--- Required work ---
Take each line of the entries below that contains "icon" and copy it.

--- Data for this task ---
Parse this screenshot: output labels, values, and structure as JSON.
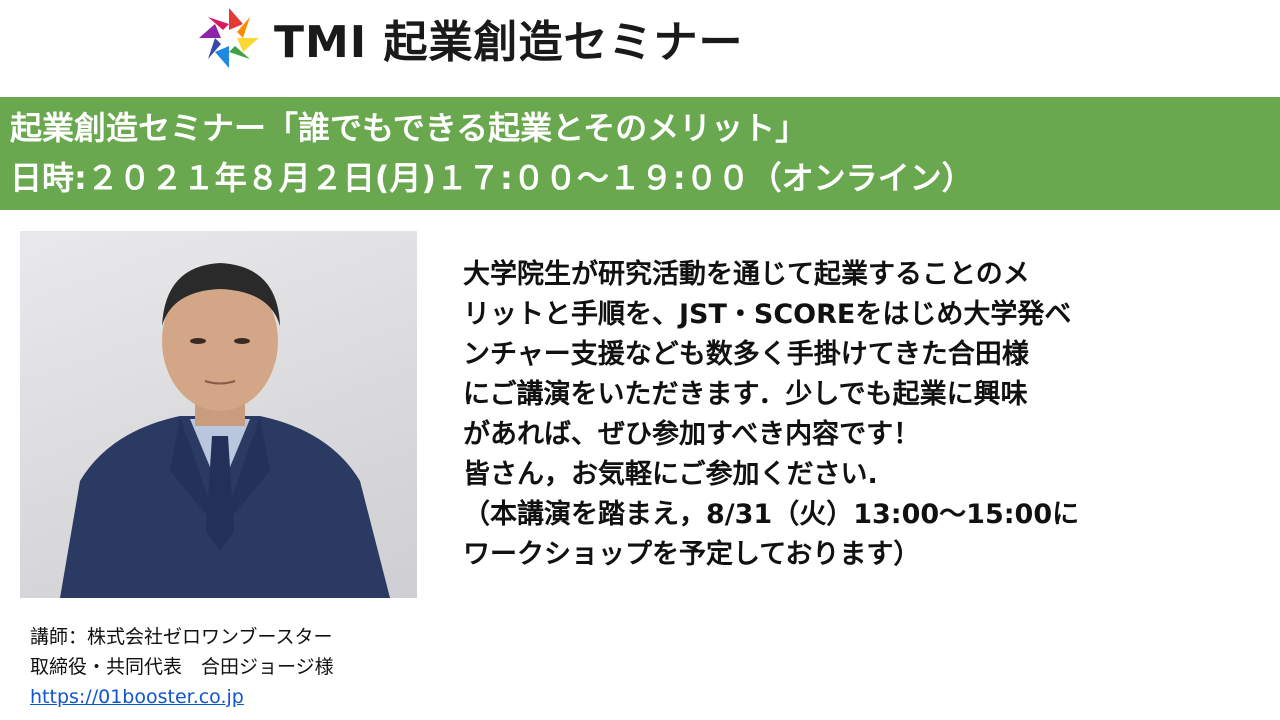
{
  "header": {
    "title": "TMI 起業創造セミナー",
    "logo_icon": "aperture-logo-icon"
  },
  "banner": {
    "line1": "起業創造セミナー「誰でもできる起業とそのメリット」",
    "line2": "日時:２０２１年８月２日(月)１７:００～１９:００（オンライン）",
    "color": "#6aa84f"
  },
  "photo": {
    "icon": "speaker-portrait-photo"
  },
  "description": {
    "lines": [
      "大学院生が研究活動を通じて起業することのメ",
      "リットと手順を、JST・SCOREをはじめ大学発ベ",
      "ンチャー支援なども数多く手掛けてきた合田様",
      "にご講演をいただきます．少しでも起業に興味",
      "があれば、ぜひ参加すべき内容です！",
      "皆さん，お気軽にご参加ください.",
      "（本講演を踏まえ，8/31（火）13:00～15:00に",
      "ワークショップを予定しております）"
    ]
  },
  "speaker": {
    "line1": "講師：株式会社ゼロワンブースター",
    "line2": "取締役・共同代表　合田ジョージ様",
    "link": "https://01booster.co.jp"
  }
}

--- Answer to this problem ---
    "logo_icon": "aperture-logo-icon"
    "icon": "speaker-portrait-photo"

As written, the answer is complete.